Extracted material START

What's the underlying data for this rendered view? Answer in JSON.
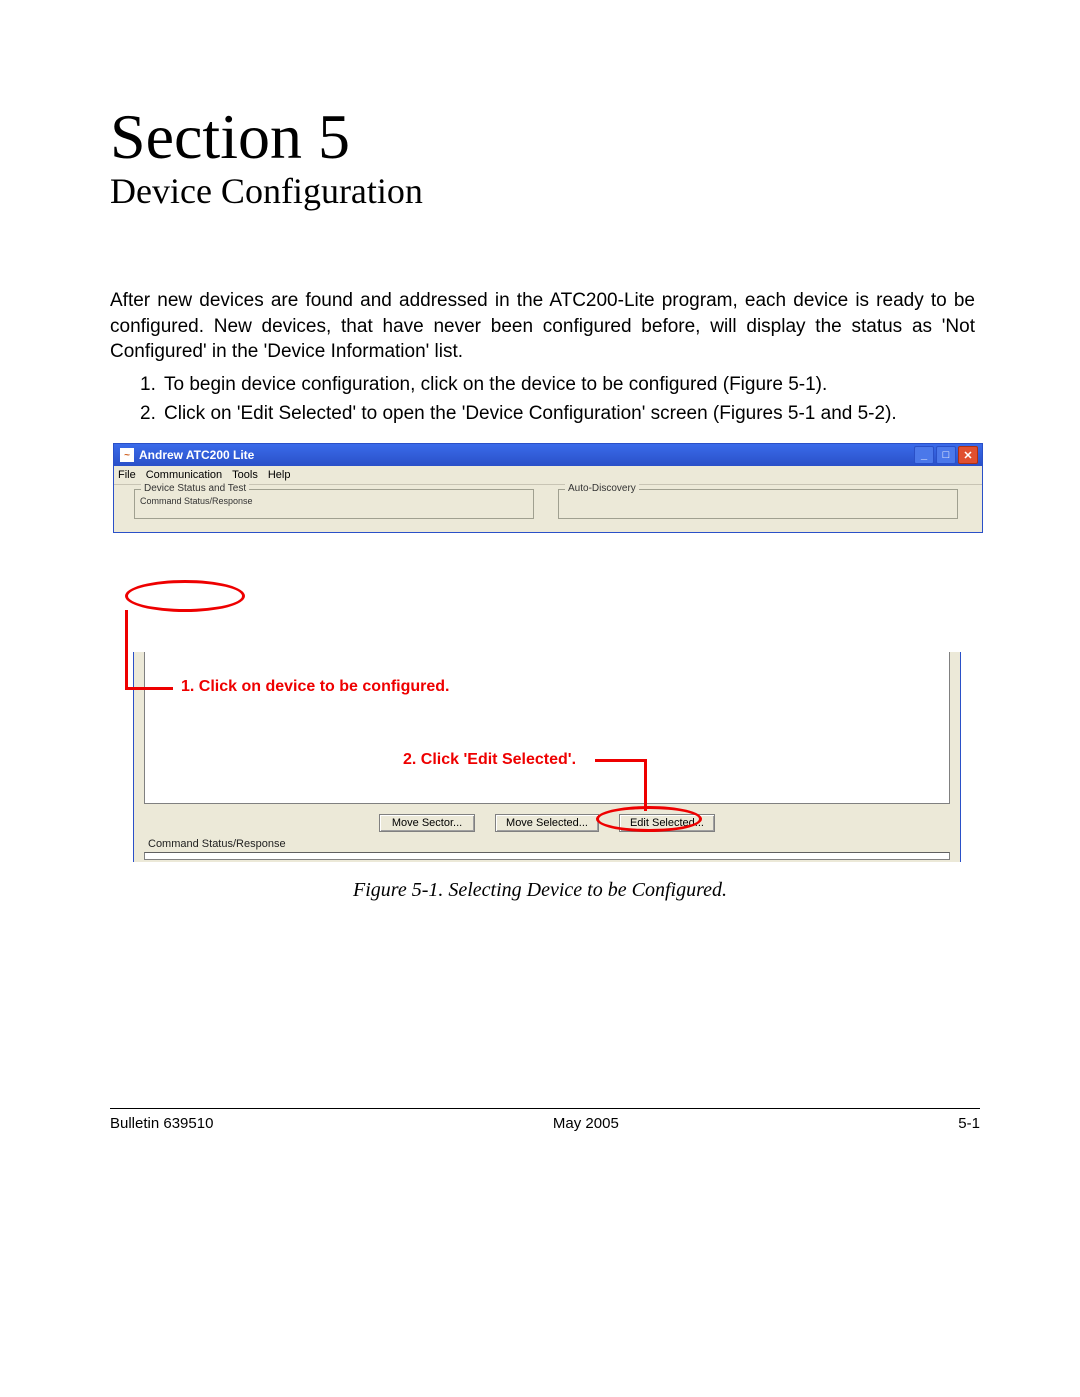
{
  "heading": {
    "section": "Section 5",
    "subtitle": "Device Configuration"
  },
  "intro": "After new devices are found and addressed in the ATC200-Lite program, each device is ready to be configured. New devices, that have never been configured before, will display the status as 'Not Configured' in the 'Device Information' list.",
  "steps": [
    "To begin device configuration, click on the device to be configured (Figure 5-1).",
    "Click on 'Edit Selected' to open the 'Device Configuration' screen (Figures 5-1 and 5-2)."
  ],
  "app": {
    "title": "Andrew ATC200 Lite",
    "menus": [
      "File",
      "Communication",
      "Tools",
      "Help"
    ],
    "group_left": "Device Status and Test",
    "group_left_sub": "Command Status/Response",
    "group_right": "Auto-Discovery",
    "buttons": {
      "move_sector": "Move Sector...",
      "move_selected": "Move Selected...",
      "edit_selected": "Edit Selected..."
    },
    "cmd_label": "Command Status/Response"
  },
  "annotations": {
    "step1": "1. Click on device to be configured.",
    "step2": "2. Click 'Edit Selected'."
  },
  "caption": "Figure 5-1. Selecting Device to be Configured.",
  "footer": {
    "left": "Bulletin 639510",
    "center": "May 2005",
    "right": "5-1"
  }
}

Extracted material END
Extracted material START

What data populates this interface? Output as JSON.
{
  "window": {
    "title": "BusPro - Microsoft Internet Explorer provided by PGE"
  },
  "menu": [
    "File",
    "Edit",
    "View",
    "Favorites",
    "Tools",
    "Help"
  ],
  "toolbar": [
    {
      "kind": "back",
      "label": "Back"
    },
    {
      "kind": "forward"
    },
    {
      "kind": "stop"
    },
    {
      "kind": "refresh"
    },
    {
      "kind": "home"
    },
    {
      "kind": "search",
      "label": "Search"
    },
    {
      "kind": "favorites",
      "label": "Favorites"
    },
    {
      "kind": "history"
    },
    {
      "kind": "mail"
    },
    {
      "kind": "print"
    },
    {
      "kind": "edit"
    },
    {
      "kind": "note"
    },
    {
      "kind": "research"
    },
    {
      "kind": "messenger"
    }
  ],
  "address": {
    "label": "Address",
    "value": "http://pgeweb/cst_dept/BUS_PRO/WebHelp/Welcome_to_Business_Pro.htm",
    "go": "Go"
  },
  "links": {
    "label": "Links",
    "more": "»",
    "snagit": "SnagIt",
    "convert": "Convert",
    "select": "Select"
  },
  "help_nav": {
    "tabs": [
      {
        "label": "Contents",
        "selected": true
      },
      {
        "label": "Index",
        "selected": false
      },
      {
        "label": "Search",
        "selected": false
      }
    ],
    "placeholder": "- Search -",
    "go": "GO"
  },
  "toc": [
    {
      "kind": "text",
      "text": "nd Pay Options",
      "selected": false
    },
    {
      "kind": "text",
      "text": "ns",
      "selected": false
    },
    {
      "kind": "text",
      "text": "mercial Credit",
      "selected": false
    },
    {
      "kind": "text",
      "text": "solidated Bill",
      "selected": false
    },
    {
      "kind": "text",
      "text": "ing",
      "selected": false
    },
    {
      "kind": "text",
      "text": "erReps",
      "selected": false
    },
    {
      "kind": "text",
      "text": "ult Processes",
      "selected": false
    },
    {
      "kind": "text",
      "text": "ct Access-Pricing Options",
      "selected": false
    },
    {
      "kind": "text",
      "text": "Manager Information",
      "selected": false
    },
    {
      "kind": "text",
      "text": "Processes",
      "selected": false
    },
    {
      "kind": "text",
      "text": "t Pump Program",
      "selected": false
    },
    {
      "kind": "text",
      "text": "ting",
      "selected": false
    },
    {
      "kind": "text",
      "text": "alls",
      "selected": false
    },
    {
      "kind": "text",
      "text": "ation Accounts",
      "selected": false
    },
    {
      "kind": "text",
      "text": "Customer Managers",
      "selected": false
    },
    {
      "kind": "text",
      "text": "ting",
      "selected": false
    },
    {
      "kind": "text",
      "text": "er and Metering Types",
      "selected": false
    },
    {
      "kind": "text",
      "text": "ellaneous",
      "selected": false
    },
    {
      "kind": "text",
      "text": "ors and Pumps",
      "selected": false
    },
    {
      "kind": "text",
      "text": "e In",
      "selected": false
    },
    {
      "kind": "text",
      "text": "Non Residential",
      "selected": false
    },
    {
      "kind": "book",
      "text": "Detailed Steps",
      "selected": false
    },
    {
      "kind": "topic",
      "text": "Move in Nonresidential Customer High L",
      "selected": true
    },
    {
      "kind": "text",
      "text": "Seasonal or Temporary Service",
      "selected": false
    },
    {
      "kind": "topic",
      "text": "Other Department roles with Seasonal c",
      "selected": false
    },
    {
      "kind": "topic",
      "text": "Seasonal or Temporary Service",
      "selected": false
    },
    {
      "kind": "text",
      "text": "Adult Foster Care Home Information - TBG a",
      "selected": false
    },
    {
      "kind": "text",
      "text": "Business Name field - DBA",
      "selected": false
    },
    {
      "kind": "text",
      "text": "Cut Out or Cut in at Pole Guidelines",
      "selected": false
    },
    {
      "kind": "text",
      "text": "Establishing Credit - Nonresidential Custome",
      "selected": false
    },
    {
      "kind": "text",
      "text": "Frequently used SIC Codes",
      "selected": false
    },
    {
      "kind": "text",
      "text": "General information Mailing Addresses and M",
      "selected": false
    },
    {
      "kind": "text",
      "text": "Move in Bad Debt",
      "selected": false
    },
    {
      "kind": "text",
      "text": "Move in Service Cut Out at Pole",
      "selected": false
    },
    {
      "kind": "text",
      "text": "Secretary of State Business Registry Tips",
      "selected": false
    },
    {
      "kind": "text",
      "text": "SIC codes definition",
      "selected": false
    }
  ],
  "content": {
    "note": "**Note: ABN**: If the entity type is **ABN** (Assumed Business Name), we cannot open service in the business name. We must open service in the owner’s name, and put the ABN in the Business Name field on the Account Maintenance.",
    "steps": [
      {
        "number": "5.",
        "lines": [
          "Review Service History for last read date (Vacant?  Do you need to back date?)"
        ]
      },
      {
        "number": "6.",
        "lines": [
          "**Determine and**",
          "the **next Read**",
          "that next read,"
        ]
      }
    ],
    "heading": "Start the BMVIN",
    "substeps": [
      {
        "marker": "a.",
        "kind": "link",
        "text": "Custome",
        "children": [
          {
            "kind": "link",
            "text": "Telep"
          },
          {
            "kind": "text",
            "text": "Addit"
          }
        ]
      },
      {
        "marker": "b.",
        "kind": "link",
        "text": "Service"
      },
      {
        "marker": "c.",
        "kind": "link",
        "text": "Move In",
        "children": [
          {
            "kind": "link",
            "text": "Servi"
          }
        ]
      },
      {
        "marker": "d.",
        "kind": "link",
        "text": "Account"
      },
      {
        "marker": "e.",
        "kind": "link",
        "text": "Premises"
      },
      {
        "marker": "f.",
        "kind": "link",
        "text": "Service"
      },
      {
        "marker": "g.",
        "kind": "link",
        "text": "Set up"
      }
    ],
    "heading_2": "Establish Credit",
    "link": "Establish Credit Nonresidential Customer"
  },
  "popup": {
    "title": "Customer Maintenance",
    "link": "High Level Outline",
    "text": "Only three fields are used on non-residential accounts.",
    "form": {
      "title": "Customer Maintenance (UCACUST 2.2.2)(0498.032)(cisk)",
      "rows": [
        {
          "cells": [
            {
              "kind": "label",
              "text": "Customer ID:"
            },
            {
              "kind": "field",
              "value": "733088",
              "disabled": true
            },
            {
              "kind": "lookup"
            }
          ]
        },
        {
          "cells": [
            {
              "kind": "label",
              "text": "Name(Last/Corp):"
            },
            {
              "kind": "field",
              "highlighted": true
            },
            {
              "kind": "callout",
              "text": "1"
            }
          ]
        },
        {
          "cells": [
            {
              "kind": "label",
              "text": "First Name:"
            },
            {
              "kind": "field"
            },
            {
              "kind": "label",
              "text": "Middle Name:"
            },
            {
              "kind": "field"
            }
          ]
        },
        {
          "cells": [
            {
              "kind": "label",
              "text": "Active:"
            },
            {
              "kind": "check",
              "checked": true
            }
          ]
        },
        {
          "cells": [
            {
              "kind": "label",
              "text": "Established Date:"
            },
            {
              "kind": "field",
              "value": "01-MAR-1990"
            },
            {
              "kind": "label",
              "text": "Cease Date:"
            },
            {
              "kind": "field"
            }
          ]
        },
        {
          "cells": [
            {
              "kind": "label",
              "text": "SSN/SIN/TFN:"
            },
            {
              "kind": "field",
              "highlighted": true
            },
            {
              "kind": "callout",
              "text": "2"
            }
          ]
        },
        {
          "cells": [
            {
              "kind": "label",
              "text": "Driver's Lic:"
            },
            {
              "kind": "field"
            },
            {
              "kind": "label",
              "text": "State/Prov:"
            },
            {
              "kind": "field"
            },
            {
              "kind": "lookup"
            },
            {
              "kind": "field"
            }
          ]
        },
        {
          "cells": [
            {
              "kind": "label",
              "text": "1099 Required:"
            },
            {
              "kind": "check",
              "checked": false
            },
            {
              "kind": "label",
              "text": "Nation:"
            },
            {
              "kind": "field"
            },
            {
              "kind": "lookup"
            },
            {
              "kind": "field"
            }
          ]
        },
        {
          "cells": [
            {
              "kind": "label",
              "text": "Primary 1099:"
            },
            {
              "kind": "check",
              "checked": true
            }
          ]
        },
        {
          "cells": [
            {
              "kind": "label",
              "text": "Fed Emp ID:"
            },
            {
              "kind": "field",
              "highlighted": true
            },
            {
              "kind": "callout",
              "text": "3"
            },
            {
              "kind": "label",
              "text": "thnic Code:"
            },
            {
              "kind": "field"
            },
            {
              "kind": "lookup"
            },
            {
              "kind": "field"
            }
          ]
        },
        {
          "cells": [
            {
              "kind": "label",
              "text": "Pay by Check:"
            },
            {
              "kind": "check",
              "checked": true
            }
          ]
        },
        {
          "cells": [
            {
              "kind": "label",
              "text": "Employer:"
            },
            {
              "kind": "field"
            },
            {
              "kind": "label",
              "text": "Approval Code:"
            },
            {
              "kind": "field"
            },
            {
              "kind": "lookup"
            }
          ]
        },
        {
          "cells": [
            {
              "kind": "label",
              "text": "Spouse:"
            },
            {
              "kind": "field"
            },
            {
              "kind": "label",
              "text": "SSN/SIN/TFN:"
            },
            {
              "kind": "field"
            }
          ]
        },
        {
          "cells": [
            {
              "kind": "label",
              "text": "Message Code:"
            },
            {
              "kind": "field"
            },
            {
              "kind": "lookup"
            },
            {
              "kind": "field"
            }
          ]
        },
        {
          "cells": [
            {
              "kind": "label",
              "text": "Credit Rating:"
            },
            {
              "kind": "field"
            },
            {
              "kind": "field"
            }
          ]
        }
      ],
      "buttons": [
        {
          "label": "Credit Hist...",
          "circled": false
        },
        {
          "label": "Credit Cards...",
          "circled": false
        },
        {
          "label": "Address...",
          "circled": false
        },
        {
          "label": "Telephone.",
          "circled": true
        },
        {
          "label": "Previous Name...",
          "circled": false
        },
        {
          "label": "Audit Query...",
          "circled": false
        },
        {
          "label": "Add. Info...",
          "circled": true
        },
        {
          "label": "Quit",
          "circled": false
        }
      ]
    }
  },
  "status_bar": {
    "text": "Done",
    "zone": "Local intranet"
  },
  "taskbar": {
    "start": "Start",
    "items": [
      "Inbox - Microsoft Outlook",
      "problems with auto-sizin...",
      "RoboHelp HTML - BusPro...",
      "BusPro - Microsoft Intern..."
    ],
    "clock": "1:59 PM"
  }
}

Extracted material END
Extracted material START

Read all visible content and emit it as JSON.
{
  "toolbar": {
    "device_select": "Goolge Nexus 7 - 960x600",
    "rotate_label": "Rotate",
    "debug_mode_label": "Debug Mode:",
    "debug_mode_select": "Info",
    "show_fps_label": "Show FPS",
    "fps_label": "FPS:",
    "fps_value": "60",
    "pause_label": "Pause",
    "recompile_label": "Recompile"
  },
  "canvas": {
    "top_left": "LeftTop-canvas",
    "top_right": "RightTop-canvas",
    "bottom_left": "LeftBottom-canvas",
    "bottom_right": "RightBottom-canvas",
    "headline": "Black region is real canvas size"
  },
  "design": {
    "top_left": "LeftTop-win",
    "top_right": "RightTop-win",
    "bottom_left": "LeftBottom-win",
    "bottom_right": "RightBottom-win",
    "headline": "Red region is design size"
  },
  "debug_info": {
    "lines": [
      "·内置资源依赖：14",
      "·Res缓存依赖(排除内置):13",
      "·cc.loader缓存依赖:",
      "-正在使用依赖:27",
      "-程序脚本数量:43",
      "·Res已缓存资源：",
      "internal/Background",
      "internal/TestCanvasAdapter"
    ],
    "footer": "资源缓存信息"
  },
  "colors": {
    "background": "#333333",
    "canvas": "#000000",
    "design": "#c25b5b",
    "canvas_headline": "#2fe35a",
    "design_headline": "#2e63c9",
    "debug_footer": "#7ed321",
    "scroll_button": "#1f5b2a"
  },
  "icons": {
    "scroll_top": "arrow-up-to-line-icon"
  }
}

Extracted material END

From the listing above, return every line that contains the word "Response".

    "group_left_sub": "Command Status/Response",
    "cmd_label": "Command Status/Response"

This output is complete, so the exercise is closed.